Date of Award
candidate assessment, missionary, missions, MMPI-2, psychological assessment
The present study examined MMPI-2 data of 377 missionary candidates who presented for psychological assessment at Missionary Care Services. The purpose of the study was to establish a normative profile for missionary candidates to enhance interpretive validity and reduce missionary attrition. Mean T scores were established for the missionary candidate sample on the F, L, and K validity scales and the ten Clinical Scales. Analyses were conducted to compare the mean T scores of the missionary candidate sample to the mean T scores of the nonclinical normative population of persons taking the MMPI-2 for employment purposes. For both males and females, 10 of the 13 scales analyzed were significantly different from the nonclinical normative population. Results indicated that caution is suggested in interpreting the K scale. Further implications for increasing interpretive validity are discussed. Analyses were conducted to assess trends for MMPI-2 profiles of the missionary candidate sample over time. Results indicated that the mean T score on the K Scale for candidates tested between 1992 and 2002 was significantly higher than the mean T scores for candidates tested between 2003 and 2006 and candidates tested between 2007 and 2010. Analyses were conducted to assess trends by date of birth. Results indicated that the mean T score on the K Scale for Generation Y candidates was significantly lower than the mean T scores for Baby Boomer and Generation X candidates. Results also indicated that the mean T score on Scale 1 for Baby Boomer candidates was significantly higher than the mean T score for Generation Y candidates. Implications of analyses by date of testing and date of birth for the missionary candidate assessment process are discussed. Future research is needed to further enhance the quality of the missionary candidate assessment process.

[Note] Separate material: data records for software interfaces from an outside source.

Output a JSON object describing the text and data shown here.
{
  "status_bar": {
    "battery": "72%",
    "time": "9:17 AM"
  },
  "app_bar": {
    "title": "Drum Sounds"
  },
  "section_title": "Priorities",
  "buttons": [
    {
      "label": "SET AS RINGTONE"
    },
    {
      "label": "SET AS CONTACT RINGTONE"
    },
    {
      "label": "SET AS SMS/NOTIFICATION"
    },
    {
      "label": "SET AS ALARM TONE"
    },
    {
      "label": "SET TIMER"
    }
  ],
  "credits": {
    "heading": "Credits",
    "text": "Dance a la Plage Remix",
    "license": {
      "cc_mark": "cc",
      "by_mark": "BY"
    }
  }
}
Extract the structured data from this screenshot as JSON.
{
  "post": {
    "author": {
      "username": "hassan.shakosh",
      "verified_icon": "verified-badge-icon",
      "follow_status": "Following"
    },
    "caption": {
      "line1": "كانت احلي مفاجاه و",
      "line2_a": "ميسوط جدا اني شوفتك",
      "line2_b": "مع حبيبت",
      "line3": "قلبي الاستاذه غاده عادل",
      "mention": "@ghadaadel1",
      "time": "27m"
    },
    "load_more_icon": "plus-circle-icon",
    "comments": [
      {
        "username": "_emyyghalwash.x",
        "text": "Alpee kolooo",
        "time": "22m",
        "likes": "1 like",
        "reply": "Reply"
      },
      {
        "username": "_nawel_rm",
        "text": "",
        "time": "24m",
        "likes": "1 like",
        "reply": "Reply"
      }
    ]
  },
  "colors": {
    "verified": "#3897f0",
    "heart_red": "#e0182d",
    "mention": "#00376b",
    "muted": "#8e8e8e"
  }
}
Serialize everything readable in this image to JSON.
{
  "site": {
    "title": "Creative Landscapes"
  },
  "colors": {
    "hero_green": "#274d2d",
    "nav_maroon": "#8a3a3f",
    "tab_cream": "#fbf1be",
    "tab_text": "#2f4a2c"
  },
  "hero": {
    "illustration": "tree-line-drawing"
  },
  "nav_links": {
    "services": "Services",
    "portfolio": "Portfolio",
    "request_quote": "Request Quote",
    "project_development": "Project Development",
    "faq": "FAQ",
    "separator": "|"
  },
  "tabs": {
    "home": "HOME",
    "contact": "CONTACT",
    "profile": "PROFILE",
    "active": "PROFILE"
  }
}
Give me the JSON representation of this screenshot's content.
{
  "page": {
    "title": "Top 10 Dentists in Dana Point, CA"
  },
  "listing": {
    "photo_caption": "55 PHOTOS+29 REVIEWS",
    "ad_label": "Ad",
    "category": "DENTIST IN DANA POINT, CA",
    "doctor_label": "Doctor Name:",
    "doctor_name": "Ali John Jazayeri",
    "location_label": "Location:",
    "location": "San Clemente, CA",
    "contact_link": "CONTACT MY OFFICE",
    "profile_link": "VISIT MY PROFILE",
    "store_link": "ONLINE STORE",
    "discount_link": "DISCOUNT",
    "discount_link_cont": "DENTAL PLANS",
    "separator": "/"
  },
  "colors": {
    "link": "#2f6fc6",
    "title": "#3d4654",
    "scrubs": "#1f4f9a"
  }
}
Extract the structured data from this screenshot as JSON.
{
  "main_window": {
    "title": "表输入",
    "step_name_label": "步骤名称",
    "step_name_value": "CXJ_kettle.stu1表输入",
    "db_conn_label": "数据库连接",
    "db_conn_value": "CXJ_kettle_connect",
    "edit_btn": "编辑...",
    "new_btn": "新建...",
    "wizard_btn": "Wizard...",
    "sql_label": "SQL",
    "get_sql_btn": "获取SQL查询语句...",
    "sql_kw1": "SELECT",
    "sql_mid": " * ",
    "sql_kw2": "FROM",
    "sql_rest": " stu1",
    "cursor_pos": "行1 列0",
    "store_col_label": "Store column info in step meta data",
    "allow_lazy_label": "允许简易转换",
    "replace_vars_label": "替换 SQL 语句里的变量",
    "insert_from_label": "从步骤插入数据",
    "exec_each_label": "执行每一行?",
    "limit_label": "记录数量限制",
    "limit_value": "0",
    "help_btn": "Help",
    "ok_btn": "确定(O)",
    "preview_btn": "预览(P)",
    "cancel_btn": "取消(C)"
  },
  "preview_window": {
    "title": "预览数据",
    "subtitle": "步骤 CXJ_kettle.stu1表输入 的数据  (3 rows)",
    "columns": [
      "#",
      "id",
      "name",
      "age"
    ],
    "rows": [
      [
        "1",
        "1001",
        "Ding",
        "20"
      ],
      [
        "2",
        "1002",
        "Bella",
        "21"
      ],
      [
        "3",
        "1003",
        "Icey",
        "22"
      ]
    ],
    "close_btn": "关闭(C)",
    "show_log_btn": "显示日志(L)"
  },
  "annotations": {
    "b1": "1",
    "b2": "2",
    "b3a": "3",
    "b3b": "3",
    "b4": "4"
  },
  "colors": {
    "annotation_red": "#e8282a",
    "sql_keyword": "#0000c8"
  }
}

Dimos, Jonathan Keet, "Establishing a Normative Profile on the MMPI-2 for Missionary Candidates" (2012). Electronic Theses and Dissertations. 164.
Recieved from ProQuest
Jonathan Keet Dimos